Another consideration is that fiber laser finishes on some materials (aluminum, steel) may require additional processing steps for desired results. So before investing in a fiber laser machine, weigh these factors against your specific manufacturing needs and budget constraints.
Which is Better – CO2 or fiber laser?
At the end of our fiber laser vs CO2 laser discussion, the answer to “which one is better” lies in the performance and capabilities of fiber lasers. Fiber lasers provide numerous advantages over CO2 lasers that make them a clear winner for many manufacturers.

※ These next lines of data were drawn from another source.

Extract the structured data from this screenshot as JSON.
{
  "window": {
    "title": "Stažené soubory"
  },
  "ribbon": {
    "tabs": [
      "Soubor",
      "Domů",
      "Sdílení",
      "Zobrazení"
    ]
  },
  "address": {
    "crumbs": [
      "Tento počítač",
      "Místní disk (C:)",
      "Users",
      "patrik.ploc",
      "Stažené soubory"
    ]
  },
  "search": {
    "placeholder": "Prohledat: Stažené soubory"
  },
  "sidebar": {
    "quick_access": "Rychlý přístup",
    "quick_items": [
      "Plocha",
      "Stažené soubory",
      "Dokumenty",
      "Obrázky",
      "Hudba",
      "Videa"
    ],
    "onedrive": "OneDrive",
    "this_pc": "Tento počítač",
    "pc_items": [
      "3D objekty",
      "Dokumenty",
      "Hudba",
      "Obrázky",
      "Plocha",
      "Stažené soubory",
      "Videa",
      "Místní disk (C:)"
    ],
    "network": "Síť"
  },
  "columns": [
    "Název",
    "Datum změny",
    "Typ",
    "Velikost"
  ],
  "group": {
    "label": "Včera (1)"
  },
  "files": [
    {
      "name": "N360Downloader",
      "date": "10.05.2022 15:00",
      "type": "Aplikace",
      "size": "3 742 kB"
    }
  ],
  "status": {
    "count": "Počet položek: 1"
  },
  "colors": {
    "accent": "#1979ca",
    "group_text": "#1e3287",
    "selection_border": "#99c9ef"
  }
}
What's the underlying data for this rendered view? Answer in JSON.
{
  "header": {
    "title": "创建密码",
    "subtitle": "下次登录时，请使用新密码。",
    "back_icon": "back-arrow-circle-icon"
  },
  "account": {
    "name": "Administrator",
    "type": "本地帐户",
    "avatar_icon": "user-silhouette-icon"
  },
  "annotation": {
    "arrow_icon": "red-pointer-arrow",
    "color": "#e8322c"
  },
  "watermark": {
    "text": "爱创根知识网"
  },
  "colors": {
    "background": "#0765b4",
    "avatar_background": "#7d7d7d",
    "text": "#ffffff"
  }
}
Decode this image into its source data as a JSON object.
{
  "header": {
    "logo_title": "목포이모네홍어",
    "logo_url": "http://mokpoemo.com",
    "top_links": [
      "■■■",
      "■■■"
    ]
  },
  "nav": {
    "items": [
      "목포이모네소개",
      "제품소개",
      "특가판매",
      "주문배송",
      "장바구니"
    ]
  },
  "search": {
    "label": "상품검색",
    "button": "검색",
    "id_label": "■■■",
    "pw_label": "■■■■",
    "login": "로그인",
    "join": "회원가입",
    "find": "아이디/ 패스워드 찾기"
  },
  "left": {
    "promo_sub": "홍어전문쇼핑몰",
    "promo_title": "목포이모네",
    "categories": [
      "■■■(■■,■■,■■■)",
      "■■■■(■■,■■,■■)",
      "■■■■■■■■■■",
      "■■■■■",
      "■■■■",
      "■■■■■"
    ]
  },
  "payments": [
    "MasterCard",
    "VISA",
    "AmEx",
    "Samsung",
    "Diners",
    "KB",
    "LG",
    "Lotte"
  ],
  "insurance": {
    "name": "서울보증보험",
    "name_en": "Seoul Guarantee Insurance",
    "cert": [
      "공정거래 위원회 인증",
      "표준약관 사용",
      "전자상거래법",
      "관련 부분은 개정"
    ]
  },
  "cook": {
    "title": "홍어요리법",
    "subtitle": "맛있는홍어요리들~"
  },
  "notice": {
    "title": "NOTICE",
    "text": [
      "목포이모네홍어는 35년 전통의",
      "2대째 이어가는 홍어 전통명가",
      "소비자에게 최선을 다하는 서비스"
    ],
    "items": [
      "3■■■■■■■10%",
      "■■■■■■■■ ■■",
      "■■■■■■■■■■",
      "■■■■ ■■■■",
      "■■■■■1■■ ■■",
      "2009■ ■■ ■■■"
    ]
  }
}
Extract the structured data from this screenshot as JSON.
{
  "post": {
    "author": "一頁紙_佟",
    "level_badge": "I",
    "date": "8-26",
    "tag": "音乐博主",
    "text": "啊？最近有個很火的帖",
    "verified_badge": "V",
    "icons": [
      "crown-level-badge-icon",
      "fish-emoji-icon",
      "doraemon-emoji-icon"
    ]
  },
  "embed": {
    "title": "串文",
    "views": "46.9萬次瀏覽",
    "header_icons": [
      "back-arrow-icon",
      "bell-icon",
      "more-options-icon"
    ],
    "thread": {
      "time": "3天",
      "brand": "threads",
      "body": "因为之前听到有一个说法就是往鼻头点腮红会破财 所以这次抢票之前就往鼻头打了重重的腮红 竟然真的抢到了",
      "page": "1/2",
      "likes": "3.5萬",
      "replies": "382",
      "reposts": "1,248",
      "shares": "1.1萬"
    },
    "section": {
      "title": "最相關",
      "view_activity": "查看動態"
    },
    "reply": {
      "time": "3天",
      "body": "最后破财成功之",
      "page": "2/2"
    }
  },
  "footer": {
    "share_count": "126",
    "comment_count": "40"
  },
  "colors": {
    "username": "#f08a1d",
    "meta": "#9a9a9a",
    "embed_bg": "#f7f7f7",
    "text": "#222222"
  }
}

Fiber lasers offer faster cutting speeds thanks to their high electrical efficiency and robust solid-state design. They outperform CO2 lasers in terms of power, with some fiber laser systems even reaching up to 4kW.
Additionally, fiber laser machines have lower operating costs compared to their counterparts due to reduced maintenance requirements and energy consumption. So if you’re looking for improved productivity while keeping your expenses under control, choosing a fiber laser may be your best bet!
Where to Buy Fiber Laser Cutting Machines?
Want to purchase high-quality fiber laser cutters? Check out Fab-Line Machinery! As the exclusive importer of BayKal machinery in the USA and a trusted name in the metal fabricating industry, Fab-Line offers top-of-the-line laser machines designed for precision, efficiency, and durability.
Explore our range of fiber laser cutting machines and find the perfect solution for your manufacturing needs. Don’t settle for anything less than excellence when it comes to investing in advanced technology that can revolutionize your production process. Contact us today and take your manufacturing capabilities to new heights with our state-of-the-art fiber laser solutions!